• _TASK INSTRUCTIONS_
When a line in the records contains the string "date", copy that line.

• _Dataset items_
####################
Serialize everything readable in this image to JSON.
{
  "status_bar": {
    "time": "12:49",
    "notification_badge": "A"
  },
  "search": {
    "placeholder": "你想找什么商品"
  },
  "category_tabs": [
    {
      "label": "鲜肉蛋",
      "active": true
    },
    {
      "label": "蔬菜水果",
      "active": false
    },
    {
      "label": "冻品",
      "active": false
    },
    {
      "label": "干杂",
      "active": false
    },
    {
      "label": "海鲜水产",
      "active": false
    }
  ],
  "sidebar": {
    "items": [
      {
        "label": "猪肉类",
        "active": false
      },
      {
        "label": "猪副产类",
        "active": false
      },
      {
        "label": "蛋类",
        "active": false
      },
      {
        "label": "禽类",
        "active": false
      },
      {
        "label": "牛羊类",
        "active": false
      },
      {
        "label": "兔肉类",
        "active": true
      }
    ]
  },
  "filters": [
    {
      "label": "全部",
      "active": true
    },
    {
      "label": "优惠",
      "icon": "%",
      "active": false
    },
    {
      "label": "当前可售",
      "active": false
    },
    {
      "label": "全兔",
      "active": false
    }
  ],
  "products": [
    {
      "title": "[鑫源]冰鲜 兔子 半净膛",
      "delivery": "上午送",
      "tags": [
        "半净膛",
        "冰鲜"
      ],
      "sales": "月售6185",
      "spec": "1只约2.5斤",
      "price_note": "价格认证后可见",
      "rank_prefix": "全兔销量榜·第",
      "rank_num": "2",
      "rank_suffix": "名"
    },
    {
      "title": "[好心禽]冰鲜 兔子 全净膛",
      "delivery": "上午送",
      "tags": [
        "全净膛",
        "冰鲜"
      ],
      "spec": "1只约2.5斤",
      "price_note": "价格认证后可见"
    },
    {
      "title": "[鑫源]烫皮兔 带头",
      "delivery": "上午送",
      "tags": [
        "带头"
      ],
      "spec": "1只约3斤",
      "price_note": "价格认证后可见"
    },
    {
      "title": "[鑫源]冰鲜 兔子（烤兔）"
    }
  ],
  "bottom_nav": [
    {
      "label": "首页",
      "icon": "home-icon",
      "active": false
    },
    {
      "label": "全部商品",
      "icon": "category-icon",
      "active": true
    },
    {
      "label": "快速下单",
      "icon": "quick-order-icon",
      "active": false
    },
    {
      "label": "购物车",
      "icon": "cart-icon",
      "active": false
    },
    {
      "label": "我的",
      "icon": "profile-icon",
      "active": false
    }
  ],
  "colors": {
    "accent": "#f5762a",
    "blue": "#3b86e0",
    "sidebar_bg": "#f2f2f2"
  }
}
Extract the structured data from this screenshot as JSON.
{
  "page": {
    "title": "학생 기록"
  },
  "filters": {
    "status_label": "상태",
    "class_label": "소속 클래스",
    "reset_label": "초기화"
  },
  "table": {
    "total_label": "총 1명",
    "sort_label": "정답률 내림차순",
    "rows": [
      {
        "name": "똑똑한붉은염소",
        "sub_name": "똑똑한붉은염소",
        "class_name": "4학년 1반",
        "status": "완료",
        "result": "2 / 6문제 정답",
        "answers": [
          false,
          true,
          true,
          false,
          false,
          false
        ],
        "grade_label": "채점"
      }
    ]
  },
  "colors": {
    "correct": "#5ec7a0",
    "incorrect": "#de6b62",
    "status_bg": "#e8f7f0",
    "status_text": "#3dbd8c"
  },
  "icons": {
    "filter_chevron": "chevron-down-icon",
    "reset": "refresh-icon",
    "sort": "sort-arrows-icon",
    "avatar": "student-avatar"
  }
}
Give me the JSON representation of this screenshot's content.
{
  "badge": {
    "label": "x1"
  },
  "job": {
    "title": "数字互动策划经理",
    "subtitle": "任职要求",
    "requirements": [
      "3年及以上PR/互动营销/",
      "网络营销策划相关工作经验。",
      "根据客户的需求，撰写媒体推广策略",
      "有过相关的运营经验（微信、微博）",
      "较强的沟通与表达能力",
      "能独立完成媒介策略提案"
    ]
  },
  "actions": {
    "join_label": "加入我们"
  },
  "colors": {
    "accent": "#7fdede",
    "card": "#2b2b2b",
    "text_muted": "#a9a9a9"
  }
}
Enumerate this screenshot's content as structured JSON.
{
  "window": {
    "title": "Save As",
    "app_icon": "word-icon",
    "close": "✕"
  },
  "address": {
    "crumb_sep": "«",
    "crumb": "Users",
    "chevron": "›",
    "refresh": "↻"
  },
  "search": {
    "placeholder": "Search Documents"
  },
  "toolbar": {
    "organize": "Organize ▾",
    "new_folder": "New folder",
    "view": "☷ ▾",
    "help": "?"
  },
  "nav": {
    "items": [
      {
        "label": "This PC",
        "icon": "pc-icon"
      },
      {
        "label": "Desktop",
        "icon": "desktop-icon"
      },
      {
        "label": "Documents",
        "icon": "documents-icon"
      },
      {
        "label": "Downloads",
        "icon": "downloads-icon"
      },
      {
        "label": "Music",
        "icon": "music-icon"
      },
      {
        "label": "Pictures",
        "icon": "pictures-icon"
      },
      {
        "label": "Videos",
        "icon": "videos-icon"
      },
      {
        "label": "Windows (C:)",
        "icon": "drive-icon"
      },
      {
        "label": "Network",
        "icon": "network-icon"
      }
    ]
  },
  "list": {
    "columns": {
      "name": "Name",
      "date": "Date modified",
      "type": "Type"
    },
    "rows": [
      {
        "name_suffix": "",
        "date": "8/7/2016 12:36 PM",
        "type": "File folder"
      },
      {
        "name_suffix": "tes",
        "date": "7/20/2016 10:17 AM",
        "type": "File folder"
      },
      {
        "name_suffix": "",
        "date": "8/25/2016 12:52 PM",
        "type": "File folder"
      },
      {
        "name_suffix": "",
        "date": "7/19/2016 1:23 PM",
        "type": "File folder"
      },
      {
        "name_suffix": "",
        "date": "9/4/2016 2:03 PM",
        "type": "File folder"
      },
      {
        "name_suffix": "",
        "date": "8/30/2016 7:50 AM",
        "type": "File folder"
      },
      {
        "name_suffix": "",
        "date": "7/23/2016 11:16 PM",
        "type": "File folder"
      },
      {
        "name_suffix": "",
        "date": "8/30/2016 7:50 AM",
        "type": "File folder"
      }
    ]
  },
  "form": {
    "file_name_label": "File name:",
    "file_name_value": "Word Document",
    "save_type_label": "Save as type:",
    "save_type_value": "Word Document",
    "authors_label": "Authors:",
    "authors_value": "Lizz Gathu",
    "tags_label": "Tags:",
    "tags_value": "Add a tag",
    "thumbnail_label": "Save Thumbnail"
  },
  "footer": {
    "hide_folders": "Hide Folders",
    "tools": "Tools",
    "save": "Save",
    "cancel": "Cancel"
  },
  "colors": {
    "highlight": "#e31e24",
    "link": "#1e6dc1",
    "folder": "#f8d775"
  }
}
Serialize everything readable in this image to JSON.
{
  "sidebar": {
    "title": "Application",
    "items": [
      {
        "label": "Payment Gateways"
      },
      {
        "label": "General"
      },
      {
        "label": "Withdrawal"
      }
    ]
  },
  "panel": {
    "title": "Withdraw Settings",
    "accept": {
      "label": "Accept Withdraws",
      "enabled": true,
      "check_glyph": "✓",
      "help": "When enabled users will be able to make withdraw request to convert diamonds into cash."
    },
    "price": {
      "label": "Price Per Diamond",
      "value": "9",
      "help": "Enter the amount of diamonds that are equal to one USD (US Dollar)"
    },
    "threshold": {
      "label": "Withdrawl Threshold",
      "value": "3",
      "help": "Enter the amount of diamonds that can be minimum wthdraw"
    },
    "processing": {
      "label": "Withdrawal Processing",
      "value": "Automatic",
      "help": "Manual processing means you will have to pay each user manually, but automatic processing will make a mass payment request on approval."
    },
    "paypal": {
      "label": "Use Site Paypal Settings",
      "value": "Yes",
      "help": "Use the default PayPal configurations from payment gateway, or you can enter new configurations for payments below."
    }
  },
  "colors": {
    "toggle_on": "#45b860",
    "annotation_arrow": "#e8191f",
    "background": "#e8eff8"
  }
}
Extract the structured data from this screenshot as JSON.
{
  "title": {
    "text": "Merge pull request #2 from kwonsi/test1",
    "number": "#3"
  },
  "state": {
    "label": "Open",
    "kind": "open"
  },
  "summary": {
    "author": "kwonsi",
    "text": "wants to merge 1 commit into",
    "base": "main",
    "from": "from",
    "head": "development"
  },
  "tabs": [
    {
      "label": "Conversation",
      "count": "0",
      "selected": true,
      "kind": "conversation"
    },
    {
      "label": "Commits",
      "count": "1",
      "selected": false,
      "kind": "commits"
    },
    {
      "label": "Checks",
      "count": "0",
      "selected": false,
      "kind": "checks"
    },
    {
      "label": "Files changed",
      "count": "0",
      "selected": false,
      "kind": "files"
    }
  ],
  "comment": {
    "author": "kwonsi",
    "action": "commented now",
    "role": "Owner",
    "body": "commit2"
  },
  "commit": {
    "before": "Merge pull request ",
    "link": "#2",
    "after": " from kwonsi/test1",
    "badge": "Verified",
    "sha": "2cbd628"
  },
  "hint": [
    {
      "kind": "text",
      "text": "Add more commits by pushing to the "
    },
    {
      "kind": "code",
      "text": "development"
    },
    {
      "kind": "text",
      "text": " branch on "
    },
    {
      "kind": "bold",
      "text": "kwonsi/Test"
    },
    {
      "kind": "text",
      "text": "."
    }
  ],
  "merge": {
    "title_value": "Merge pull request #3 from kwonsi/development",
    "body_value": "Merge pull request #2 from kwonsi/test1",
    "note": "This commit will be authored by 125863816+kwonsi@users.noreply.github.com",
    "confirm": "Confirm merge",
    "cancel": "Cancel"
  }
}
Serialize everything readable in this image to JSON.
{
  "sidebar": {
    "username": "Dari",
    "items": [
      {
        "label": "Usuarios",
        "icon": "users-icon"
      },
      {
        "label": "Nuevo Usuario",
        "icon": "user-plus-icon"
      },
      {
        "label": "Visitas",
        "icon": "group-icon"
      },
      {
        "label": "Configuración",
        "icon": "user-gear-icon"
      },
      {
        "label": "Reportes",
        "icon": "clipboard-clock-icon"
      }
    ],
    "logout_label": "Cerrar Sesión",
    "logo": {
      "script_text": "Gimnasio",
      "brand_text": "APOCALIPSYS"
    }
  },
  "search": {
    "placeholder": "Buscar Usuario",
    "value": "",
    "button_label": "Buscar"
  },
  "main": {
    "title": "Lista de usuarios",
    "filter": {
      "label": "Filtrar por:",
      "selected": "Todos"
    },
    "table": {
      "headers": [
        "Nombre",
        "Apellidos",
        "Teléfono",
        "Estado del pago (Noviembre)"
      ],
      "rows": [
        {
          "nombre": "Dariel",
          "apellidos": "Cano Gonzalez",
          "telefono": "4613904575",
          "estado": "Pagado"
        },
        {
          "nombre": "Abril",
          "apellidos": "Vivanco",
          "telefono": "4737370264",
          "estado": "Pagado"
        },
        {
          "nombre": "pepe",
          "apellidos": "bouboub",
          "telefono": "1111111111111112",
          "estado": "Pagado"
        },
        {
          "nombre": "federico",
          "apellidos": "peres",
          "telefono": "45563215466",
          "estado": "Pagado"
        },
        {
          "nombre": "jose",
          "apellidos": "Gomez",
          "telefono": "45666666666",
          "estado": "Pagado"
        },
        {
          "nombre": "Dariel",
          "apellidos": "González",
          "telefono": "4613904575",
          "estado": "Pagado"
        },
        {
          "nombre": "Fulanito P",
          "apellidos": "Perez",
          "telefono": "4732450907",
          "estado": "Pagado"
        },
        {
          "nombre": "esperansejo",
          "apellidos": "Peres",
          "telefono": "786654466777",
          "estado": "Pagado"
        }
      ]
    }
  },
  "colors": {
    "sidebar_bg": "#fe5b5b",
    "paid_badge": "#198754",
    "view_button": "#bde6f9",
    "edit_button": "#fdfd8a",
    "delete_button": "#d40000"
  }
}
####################
• _TASK RESULT_
      "date": "Date modified",
        "date": "8/7/2016 12:36 PM",
        "date": "7/20/2016 10:17 AM",
        "date": "8/25/2016 12:52 PM",
        "date": "7/19/2016 1:23 PM",
        "date": "9/4/2016 2:03 PM",
        "date": "8/30/2016 7:50 AM",
        "date": "7/23/2016 11:16 PM",
        "date": "8/30/2016 7:50 AM",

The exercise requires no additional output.